Entries from a dataset of interfaces:
***

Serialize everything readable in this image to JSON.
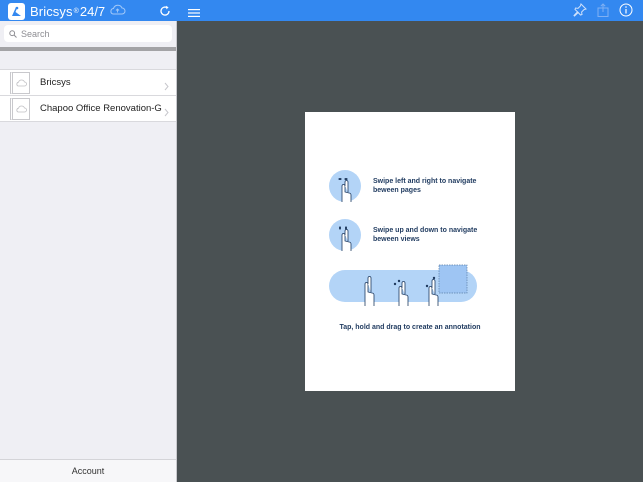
{
  "app": {
    "brand_name": "Bricsys",
    "brand_reg": "®",
    "brand_suffix": "24/7"
  },
  "search": {
    "placeholder": "Search"
  },
  "sidebar": {
    "items": [
      {
        "label": "Bricsys"
      },
      {
        "label": "Chapoo Office Renovation-G"
      }
    ],
    "account_label": "Account"
  },
  "document": {
    "gestures": [
      {
        "text": "Swipe left and right to navigate beween pages"
      },
      {
        "text": "Swipe up and down to navigate beween views"
      }
    ],
    "annotation_text": "Tap, hold and drag to create an annotation"
  },
  "colors": {
    "topbar": "#3388f0",
    "canvas": "#4a5153",
    "gesture_bubble": "#b3d4f7",
    "gesture_text": "#1f3a5f"
  },
  "icons": [
    "bricsys-logo-icon",
    "cloud-upload-icon",
    "refresh-icon",
    "hamburger-menu-icon",
    "pin-icon",
    "share-icon",
    "info-icon",
    "search-icon",
    "folder-cloud-icon",
    "chevron-right-icon"
  ]
}
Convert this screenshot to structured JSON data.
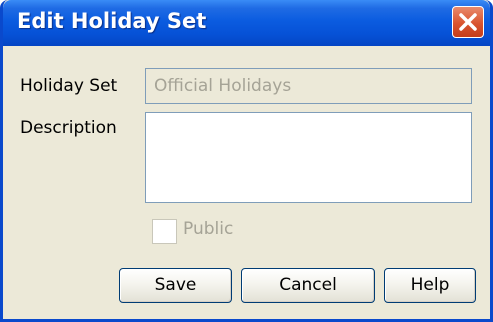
{
  "dialog": {
    "title": "Edit Holiday Set",
    "close_icon": "close-icon"
  },
  "form": {
    "holiday_set_label": "Holiday Set",
    "holiday_set_value": "Official Holidays",
    "description_label": "Description",
    "description_value": "",
    "public_label": "Public",
    "public_checked": false
  },
  "buttons": {
    "save_label": "Save",
    "cancel_label": "Cancel",
    "help_label": "Help"
  },
  "colors": {
    "titlebar_blue": "#0651d6",
    "close_red": "#d9542f",
    "dialog_background": "#ece9d8",
    "field_border": "#7f9db9",
    "disabled_text": "#a5a396"
  }
}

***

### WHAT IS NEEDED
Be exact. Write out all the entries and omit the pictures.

### ANSWER SECTION
Serialize everything readable in this image to JSON.
{
  "app": {
    "brand_name": "Bricsys",
    "brand_reg": "®",
    "brand_suffix": "24/7"
  },
  "search": {
    "placeholder": "Search"
  },
  "sidebar": {
    "items": [
      {
        "label": "Bricsys"
      },
      {
        "label": "Chapoo Office Renovation-G"
      }
    ],
    "account_label": "Account"
  },
  "document": {
    "gestures": [
      {
        "text": "Swipe left and right to navigate beween pages"
      },
      {
        "text": "Swipe up and down to navigate beween views"
      }
    ],
    "annotation_text": "Tap, hold and drag to create an annotation"
  },
  "colors": {
    "topbar": "#3388f0",
    "canvas": "#4a5153",
    "gesture_bubble": "#b3d4f7",
    "gesture_text": "#1f3a5f"
  },
  "icons": [
    "bricsys-logo-icon",
    "cloud-upload-icon",
    "refresh-icon",
    "hamburger-menu-icon",
    "pin-icon",
    "share-icon",
    "info-icon",
    "search-icon",
    "folder-cloud-icon",
    "chevron-right-icon"
  ]
}
Convert this screenshot to structured JSON data.
{
  "dialog": {
    "title": "Edit Holiday Set",
    "close_icon": "close-icon"
  },
  "form": {
    "holiday_set_label": "Holiday Set",
    "holiday_set_value": "Official Holidays",
    "description_label": "Description",
    "description_value": "",
    "public_label": "Public",
    "public_checked": false
  },
  "buttons": {
    "save_label": "Save",
    "cancel_label": "Cancel",
    "help_label": "Help"
  },
  "colors": {
    "titlebar_blue": "#0651d6",
    "close_red": "#d9542f",
    "dialog_background": "#ece9d8",
    "field_border": "#7f9db9",
    "disabled_text": "#a5a396"
  }
}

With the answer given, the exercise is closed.